This newsletter discuses two recent employment law decisions that have important implications for employers to know when terminating employees.
Long-Term Disability Benefit Entitlement After Termination
A Saskatchewan court recently decided that an employer was liable for a former employee’s Long-Term Disability (“LTD”) benefits after failing to continue benefit and LTD coverage throughout the notice period.
In Pasap v Saskatchewan Indian Gaming Authority and Bear Claw Casino, 2022 SKQB 200, the employee worked for Bear Claw Casino for five years as the Facilities Manager. As part of his employment, the employee was entitled to LTD benefits. After five years of employment, the employer gave the employee the ultimatum of being termination or resigning, so the employee resigned. The Court determined that this was effectively a termination and not a resignation. The employee was awarded 8 months of pay in lieu of reasonable notice of termination.
Four months after the employee’s termination, the employee suffered a severe medical incident, which rendered him “totally disabled,” within the meaning of the employer’s LTD benefits plan. Had the employee not been terminated, he would have been eligible for and received LTD benefits. Since the employer had not continued the employee’s benefits and LTD throughout the notice period, the employer was found liable for LTD benefits until the employee turns 65. This totaled $1,216,764 for LTD coverage.
This case is an important reminder to employers that offering employees an appropriate notice period and continuation of benefits through the notice period can mitigate potential future risks. While this case was before Saskatchewan courts, the reasoning can be applicable in Ontario. If you have questions regarding benefit and Long-Term Disability coverage during an employee’s notice period, the lawyers at Heeney Vokey would be happy to assist.
What does it mean to mitigate damages?
The Ontario Court of Appeal recently reversed a decision where the trial judge reduced an employee’s entitlement due to improper mitigation efforts. In Lake v La Presse, 2022 ONCA 742, the employee managed the sales team in the employer’s Toronto office. However, when the Toronto office closed, the employee was terminated without cause. The employee remained unemployed for two years, despite her efforts to mitigate.
The trial judge found that the employee was entitled to 8 months of pay in lieu of reasonable notice of termination but reduced the notice period because the employee “aimed too high” when applying for jobs. The Court of Appeal found that the obligation of a terminated employee in mitigation is to seek “comparable employment.” This means that the employment position should be comparable in role, hours and remuneration.
The appellate court disagreed with the trial judge and found that the Plaintiff applied for comparable employment positions and was not obligated to apply for anything less.
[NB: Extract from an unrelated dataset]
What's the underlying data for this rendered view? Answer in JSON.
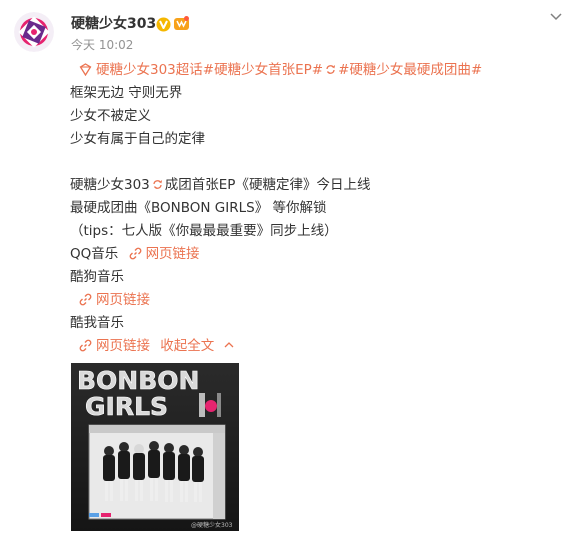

The onus is on the employer to show that an employee did not properly mitigate their damages. The employer must show that there are comparable employment positions available and that if the employee applies for the position, they will obtain the job. An employee is not required to apply for employment positions that are not comparable to their previous position.
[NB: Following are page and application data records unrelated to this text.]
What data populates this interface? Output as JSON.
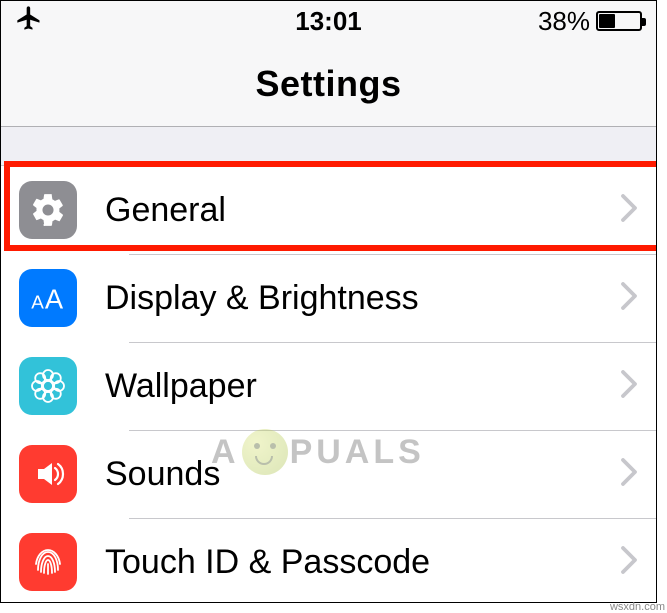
{
  "status": {
    "time": "13:01",
    "battery_text": "38%",
    "battery_level": 38,
    "airplane_mode": true
  },
  "nav": {
    "title": "Settings"
  },
  "rows": {
    "general": {
      "label": "General",
      "icon": "gear",
      "tile_color": "gray"
    },
    "display": {
      "label": "Display & Brightness",
      "icon": "text-size",
      "tile_color": "blue"
    },
    "wallpaper": {
      "label": "Wallpaper",
      "icon": "flower",
      "tile_color": "cyan"
    },
    "sounds": {
      "label": "Sounds",
      "icon": "speaker",
      "tile_color": "red"
    },
    "touchid": {
      "label": "Touch ID & Passcode",
      "icon": "fingerprint",
      "tile_color": "red"
    }
  },
  "highlight": {
    "row": "general"
  },
  "watermark": {
    "text_before": "A",
    "text_after": "PUALS"
  },
  "attribution": "wsxdn.com"
}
If you have questions about a terminated employee’s mitigation efforts, please contact the lawyers at Heeney Vokey.